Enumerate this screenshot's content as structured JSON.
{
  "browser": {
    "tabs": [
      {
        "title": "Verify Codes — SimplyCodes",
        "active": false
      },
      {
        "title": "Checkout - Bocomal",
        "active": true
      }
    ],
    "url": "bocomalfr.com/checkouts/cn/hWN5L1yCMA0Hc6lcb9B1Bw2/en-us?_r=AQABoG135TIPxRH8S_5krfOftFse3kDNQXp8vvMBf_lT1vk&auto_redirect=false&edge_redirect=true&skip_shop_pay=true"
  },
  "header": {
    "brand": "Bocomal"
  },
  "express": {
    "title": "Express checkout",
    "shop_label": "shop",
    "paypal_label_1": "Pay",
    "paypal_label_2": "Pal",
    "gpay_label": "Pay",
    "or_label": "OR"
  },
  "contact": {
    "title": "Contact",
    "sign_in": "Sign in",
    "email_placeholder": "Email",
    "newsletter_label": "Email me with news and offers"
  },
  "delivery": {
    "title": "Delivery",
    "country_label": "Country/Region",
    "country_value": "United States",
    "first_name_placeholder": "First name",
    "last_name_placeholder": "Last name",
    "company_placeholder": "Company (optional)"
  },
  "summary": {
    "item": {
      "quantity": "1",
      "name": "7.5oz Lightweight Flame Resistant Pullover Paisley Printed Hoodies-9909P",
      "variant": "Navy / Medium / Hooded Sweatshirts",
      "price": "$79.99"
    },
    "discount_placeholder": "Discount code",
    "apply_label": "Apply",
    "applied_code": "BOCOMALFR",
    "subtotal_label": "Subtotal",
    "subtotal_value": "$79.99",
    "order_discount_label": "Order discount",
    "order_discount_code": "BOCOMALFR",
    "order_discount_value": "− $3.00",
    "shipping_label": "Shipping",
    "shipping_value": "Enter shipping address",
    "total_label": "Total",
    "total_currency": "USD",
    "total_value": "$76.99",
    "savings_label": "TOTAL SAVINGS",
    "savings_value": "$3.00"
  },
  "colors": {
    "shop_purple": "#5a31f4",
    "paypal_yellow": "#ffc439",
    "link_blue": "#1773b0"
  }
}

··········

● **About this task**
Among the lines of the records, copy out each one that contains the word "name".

● **Result**
    "first_name_placeholder": "First name",
    "last_name_placeholder": "Last name",
      "name": "7.5oz Lightweight Flame Resistant Pullover Paisley Printed Hoodies-9909P",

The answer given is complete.